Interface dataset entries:
+++++
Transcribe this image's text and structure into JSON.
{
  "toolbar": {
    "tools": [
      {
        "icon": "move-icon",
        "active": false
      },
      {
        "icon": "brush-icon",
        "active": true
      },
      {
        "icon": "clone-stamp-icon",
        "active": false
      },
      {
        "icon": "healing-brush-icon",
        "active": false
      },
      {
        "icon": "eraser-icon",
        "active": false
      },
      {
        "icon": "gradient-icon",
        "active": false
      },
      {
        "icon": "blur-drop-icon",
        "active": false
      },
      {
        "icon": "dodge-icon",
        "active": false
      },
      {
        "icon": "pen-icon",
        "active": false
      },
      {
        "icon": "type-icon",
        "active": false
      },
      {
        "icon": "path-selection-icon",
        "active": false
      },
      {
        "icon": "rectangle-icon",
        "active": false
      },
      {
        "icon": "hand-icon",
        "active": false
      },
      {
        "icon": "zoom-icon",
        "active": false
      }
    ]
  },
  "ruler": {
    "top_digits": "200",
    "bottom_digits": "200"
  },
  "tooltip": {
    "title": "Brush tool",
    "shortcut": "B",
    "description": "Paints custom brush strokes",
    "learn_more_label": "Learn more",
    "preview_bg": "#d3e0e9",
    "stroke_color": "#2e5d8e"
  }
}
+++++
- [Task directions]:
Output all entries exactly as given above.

- [Answer space]:
Transcribe this image's text and structure into JSON.
{
  "toolbar": {
    "tools": [
      {
        "icon": "move-icon",
        "active": false
      },
      {
        "icon": "brush-icon",
        "active": true
      },
      {
        "icon": "clone-stamp-icon",
        "active": false
      },
      {
        "icon": "healing-brush-icon",
        "active": false
      },
      {
        "icon": "eraser-icon",
        "active": false
      },
      {
        "icon": "gradient-icon",
        "active": false
      },
      {
        "icon": "blur-drop-icon",
        "active": false
      },
      {
        "icon": "dodge-icon",
        "active": false
      },
      {
        "icon": "pen-icon",
        "active": false
      },
      {
        "icon": "type-icon",
        "active": false
      },
      {
        "icon": "path-selection-icon",
        "active": false
      },
      {
        "icon": "rectangle-icon",
        "active": false
      },
      {
        "icon": "hand-icon",
        "active": false
      },
      {
        "icon": "zoom-icon",
        "active": false
      }
    ]
  },
  "ruler": {
    "top_digits": "200",
    "bottom_digits": "200"
  },
  "tooltip": {
    "title": "Brush tool",
    "shortcut": "B",
    "description": "Paints custom brush strokes",
    "learn_more_label": "Learn more",
    "preview_bg": "#d3e0e9",
    "stroke_color": "#2e5d8e"
  }
}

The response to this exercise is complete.